Meh.

Were this Murakami’s first novel, it’s doubtful he’d find a publisher.

Whilst the translation is pretty good, the translator is perhaps too true to the original Japanese; words at times seem clunky, but (having a knowledge of the Japanese language) I believe that that is because the translator is faithfully translating directly from the Japanese. Unfortunately, words and phrases often used in everyday Japanese do not have the same frequency or acceptance their English versions do.

A Wanted Man: Lee Child

Short, declarative sentences. Sharp, snappy dialogue. A flexible moral compass. Just get the job done. It must be Jack Reacher. From the bestseller lists, a very “wanted man.”

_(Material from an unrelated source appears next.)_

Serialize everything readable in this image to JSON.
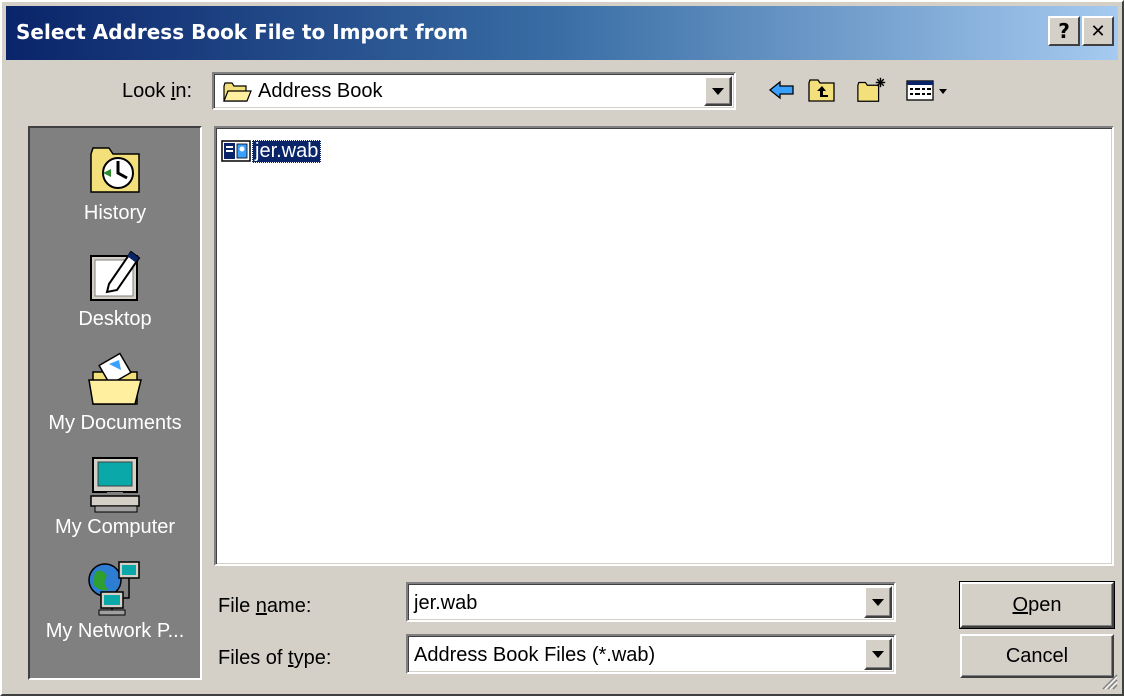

One caveat: Child’s novels are all so very clearly delineated in terms of story arc, character and style that it wasn’t until Chapter Six that I wasn’t entirely sure I hadn’t read this one before.

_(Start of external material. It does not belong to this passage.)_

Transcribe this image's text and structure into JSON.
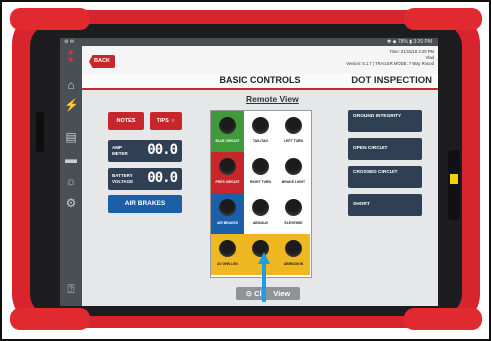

Glass Houses: Louise Penny

Long time readers of these book reviews will know that Penny and I have long enjoyed an intensely deep romance, starting with delight at finding someone interesting and new, progressing through growing interest, moving to infatuation, and climaxing in her best work so far, THE BEAUTIFUL MYSTERY. Since then, our relationship has moved on, grown, less passionate, only making it stronger, more like understanding and cuddling now, spooning, accepting when she forgets to shave her legs or steals the blankets in the middle of the night. By Book #20, we’ll be checking each other’s backs for suspicious moles.

It’s because of this, that I know too much about her, that I feel comfortable giving Penny some advice, because of how much she’s exposed to me. Exposition. Explaining. There’s too much of it here. Show. Stop telling.That’ll re-kindle the romance, then.

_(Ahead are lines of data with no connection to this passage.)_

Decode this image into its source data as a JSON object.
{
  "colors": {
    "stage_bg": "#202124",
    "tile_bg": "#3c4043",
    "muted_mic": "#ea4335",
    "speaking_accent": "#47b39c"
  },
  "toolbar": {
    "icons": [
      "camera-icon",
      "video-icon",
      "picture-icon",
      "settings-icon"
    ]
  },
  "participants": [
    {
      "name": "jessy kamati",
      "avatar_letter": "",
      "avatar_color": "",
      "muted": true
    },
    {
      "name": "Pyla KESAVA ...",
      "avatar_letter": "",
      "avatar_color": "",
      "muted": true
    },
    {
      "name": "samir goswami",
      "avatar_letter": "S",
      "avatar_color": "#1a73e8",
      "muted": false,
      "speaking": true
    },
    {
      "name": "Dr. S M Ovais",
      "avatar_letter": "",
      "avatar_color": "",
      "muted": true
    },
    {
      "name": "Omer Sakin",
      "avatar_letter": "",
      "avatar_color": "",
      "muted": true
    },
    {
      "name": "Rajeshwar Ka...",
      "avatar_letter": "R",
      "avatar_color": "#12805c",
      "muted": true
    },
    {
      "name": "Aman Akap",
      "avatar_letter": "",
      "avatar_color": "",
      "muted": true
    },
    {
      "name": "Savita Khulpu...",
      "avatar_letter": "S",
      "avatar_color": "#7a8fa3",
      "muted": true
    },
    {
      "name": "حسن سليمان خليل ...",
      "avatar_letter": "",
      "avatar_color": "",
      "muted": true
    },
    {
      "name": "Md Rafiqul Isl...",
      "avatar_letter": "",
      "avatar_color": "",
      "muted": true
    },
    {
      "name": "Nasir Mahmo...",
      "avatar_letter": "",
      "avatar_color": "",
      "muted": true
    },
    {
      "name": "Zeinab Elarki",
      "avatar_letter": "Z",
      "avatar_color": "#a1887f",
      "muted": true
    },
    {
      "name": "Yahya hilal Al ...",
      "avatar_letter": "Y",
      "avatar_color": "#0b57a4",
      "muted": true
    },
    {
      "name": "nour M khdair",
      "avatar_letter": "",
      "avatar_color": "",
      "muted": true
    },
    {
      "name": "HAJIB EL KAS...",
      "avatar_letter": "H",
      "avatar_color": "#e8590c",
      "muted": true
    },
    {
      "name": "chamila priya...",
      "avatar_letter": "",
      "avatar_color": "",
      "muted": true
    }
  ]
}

An Absolutely Remarkable Thing: Hank Green

Mmm, mmm, good. An absolutely remarkable first novel. So yummy that I confess I binge read it, with hooked fingers scooping New York Carl — cold — straight out of the can, not willing to go get a spoon, re-constitute it, or even wait and heat it up. Oh, and crackers? Fuggedaboutit!

However….however … I am getting tired of this whole literary GIRL-WHO-??? theme that states every work must seemingly include a precocious, sexually ambiguous, early-20s young woman whom everyone who comes in contact with her agrees to put their lives on complete hold for.

The Vital Abyss: James SA Corey

hmmm….the least readable of Corey’s Expanse series. This one, a novella, 5.5 in the series, covers the incarceration of the team responsible for the protomolecule.

Despite the usual quality writing, if I hadn’t been deep into the series, I would have found it of little to no interest as a stand alone.